Seven Woes on the Teachers of the Law and the Pharisees
Woe to you, teachers of the law and Pharisees, you hypocrites! You shut the kingdom of heaven in men’s faces. You yourselves do not enter, nor will you let those enter who are trying to.
Woe to you, teachers of the law and Pharisees, you hypocrites! You travel over land and sea to win a single convert, and when he becomes one, you make him twice as much a son of hell as you are.
Woe to you, blind guides! You say, ‘If anyone swears by the temple, it means nothing; but if anyone swears by the gold of the temple, he is bound by his oath.’ You blind fools! Which is greater: the gold, or the temple that makes the gold sacred?…

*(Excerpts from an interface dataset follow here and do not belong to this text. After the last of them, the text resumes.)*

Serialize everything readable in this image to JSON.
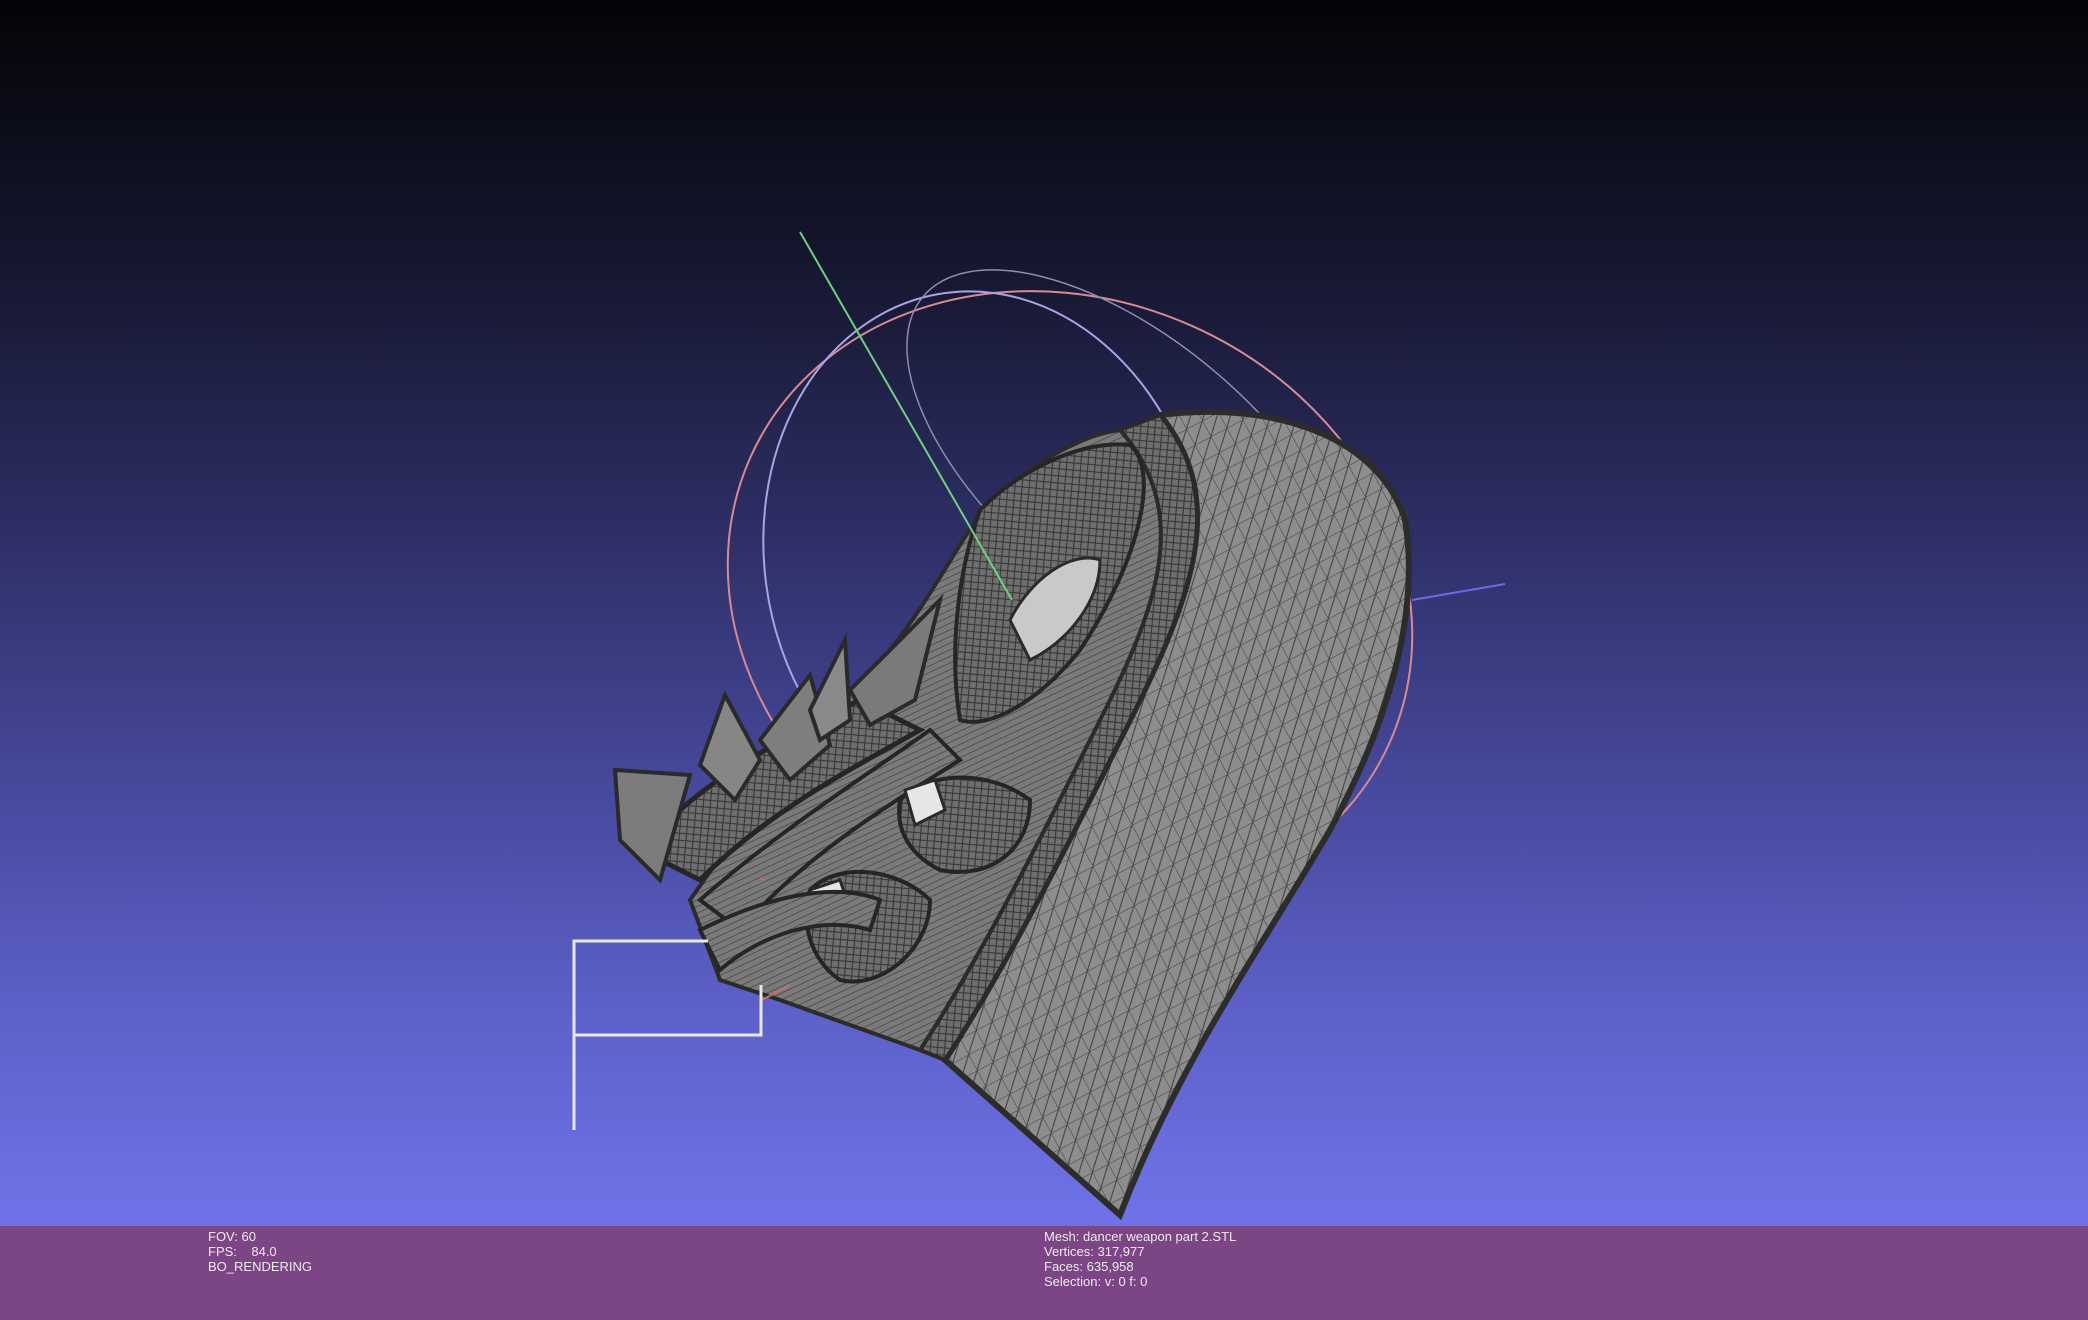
{
  "viewer": {
    "background_top": "#040407",
    "background_bottom": "#7073e8",
    "status_bar_color": "#7c4585",
    "text_color": "#ececec"
  },
  "render_info": {
    "fov_label": "FOV:",
    "fov_value": "60",
    "fps_label": "FPS:",
    "fps_value": "84.0",
    "mode": "BO_RENDERING"
  },
  "mesh_info": {
    "mesh_label": "Mesh:",
    "mesh_name": "dancer weapon part 2.STL",
    "vertices_label": "Vertices:",
    "vertices_value": "317,977",
    "faces_label": "Faces:",
    "faces_value": "635,958",
    "selection_label": "Selection:",
    "selection_value": "v: 0 f: 0"
  },
  "trackball": {
    "x_axis_color": "#e07070",
    "y_axis_color": "#70e070",
    "z_axis_color": "#6a6ae8"
  },
  "mesh_render": {
    "fill_color": "#8c8c8c",
    "wire_color": "#3a3a3a"
  }
}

Woe to you, teachers of the law and Pharisees, you hypocrites! You give a tenth of your spices— mint, dill and cummin. But you have neglected the more important matters of the law— justice, mercy and faithfulness. You should have practised the latter, without neglecting the former. You blind guides! You strain out a gnat but swallow a camel.
Woe to you, teachers of the law and Pharisees, you hypocrites! You clean the outside of the cup and dish, but inside they are full of greed and self-indulgence. Blind Pharisee! First clean the inside of the cup and dish, and then the outside also will be clean.
Woe to you, teachers of the law and Pharisees, you hypocrites! You are like whitewashed tombs, which look beautiful on the outside but on the inside are full of dead men’s bones and everything unclean. In the same way, on the outside you appear to people as righteous but on the inside you are full of hypocrisy and wickedness.
Woe to you, teachers of the law and Pharisees, you hypocrites! You build tombs for the prophets and decorate the graves of the righteous. And you say, ‘If we had lived in the days of our forefathers, we would not have taken part with them in shedding the blood of the prophets.’ So you testify against yourselves that you are the descendants of those who murdered the prophets. Fill up, then, the measure of the sin of your forefathers!
(Matthew 23:13-32 NIV)
Those who know their Bible well, may ask why I stopped there. This is because Jesus went on to rebuke these Pharisees as follows: “You snakes! You brood of vipers! How will you escape being condemned to hell? Therefore I am sending you prophets and wise men and teachers. Some of them you will kill and crucify; others you will flog in your synagogues and pursue from town to town. And so upon you will come all the righteous blood that has been shed on earth…”
Is this not exactly what the Tea Party is doing? These ultra-Conservative prisoners of libertarian ideology and fanatical adherents to free market economics are determined to sacrifice the future habitability of planet Earth on an altar of worship to their God of short-term self-interest… My advice to all who are tempted to join them is this: When we know we’re in a hole, we should stop digging!
Update: With my thanks to the Mashed Potato Bulletin for the hat-tip, Michael Tomasky very eloquently summarised all that is wrong with the Republican Party today in this (17 January 2012) piece: What Mitt’s Father Got Right (and Mitt Gets Wrong)… As Tomasky says, “Romney… is appallingly wrong about ‘envy’ [because] he assumes that everyone wants to get rich but isn’t ‘good’ enough.”